I agree with Alfie in spirit. I am a firm believer in what I’ll call proactive parenting. If Sophia is having a meltdown, gets into trouble, or does something “naughty,” I pretty much consider it to be “my fault.” Not in a masochistic, guilt-ridden way, but in a should have saw it coming…I’ll know better next time kind of way. For example, if I’m trying to get her shoes on to get her out the door and she’s resisting me, begging to “play downstairs,” but I haven’t explained the necessity of getting out of the house ASAP to make it in time for (insert activity) I have no right to get angry with her or punish her for her “resistant behavior.” She doesn’t understand my concern about being late. She doesn’t feel the need to be doing anything other that what she wants to do right now. I immediately see a need for "behavior modification"—but not of her behavior, of mine. I need to change the antecedent…the thing I did that preceded her resistant behavior…instead of asking her to put her shoes on, I needed to explain what is going to happen next and WHY she needs to put her shoes on. This is not indulgent; it is considerate.
(Not to mention it takes a lot less energy to engineer for calm than to later deal with the storm. I would rather explain than yell at Sophia, give her choices than have to follow through with imposing an undesirable option, and empathically soothe her frustrations than withdraw from her, frustrated.)
However, I do believe that with some children who do not or cannot understand your rationale, either because they do not have the language or the cognitive ability to make sense of it, that rewards and punishments can be helpful until they do get it. And then, you fade back those rewards and punishments back just as fast as you possibly can. Case in point: I had a wonderful non-verbal preschooler with autism who came to me with all sorts of maladaptive behaviors—biting, hitting, spitting. He resisted any demands that were placed on him (get dressed, eat, come here, etc.), and he lacked both the receptive and expressive language for me to be able to communicate my expectations. I started off concretely and slowly with him. I lined up a set of pictures that alternated images of what I wanted him to do and what he wanted to do. The intervals of what I wanted him to do were short and the ones of what he wanted to do were long, but gradually…almost imperceptibly…I reversed this.
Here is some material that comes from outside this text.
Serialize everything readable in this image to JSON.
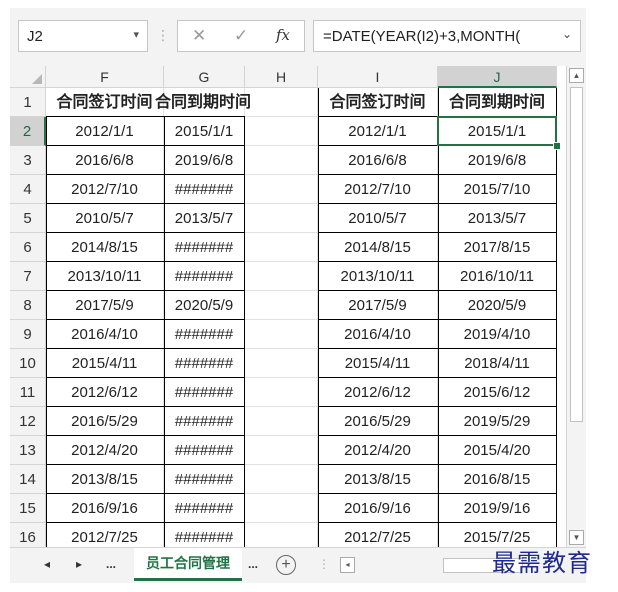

And once a mutually respectful relationship was established (this is key), I was able to teach him language, which came more quickly than I ever could have predicted. And then I was able to give him choices. And when he flipped out, which he still did, I gave him a time out, letting him rage until he calmed and then we went back to whatever it was we were doing. You can do this with love. You can communicate “I love you, but I don’t love it when you hit me.” You can give particular children, under certain conditions a time out to calm down…and not have it be a withdrawal of affection, but a withdrawal from unproductive engagement until you are both ready to try again.
Sometimes, my husband and I take “time outs” for this very same reason.
So far, I have not found a single reason to time out Sophia…or yell at her for that matter… and, to be frank, I have a hard time picturing one. I’m not ruling out the possibility, but for me, right now, the most important thing to remain mindful of is that her behavior occurs in the context of our relationship. The regulation of her behavior seems inextricably bound up with the regulation of my own.